▶ _Work item_
Your task is to repeat the entries word for word while leaving out the pictures.

[[ Excerpted records open ]]

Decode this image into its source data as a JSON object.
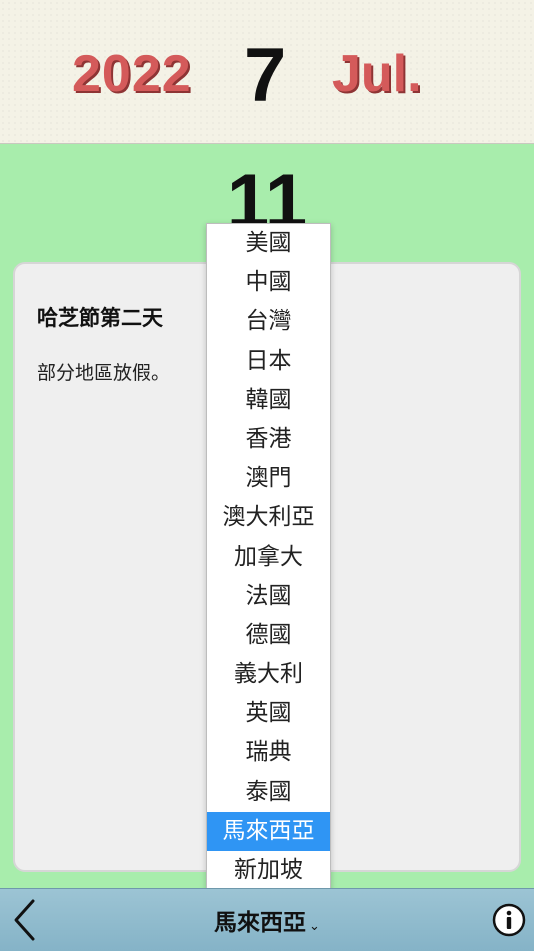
{
  "header": {
    "year": "2022",
    "month_number": "7",
    "month_name": "Jul."
  },
  "main": {
    "day": "11",
    "event": {
      "title": "哈芝節第二天",
      "description": "部分地區放假。"
    }
  },
  "dropdown": {
    "options": [
      "美國",
      "中國",
      "台灣",
      "日本",
      "韓國",
      "香港",
      "澳門",
      "澳大利亞",
      "加拿大",
      "法國",
      "德國",
      "義大利",
      "英國",
      "瑞典",
      "泰國",
      "馬來西亞",
      "新加坡"
    ],
    "selected": "馬來西亞"
  },
  "footer": {
    "country": "馬來西亞",
    "chevron": "⌄"
  },
  "colors": {
    "accent_red": "#d45a5a",
    "background_green": "#a8edac",
    "selection_blue": "#2f95f4",
    "footer_blue": "#85b3c7"
  }
}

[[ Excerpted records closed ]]

▶ _Solution to this task_
Decode this image into its source data as a JSON object.
{
  "header": {
    "year": "2022",
    "month_number": "7",
    "month_name": "Jul."
  },
  "main": {
    "day": "11",
    "event": {
      "title": "哈芝節第二天",
      "description": "部分地區放假。"
    }
  },
  "dropdown": {
    "options": [
      "美國",
      "中國",
      "台灣",
      "日本",
      "韓國",
      "香港",
      "澳門",
      "澳大利亞",
      "加拿大",
      "法國",
      "德國",
      "義大利",
      "英國",
      "瑞典",
      "泰國",
      "馬來西亞",
      "新加坡"
    ],
    "selected": "馬來西亞"
  },
  "footer": {
    "country": "馬來西亞",
    "chevron": "⌄"
  },
  "colors": {
    "accent_red": "#d45a5a",
    "background_green": "#a8edac",
    "selection_blue": "#2f95f4",
    "footer_blue": "#85b3c7"
  }
}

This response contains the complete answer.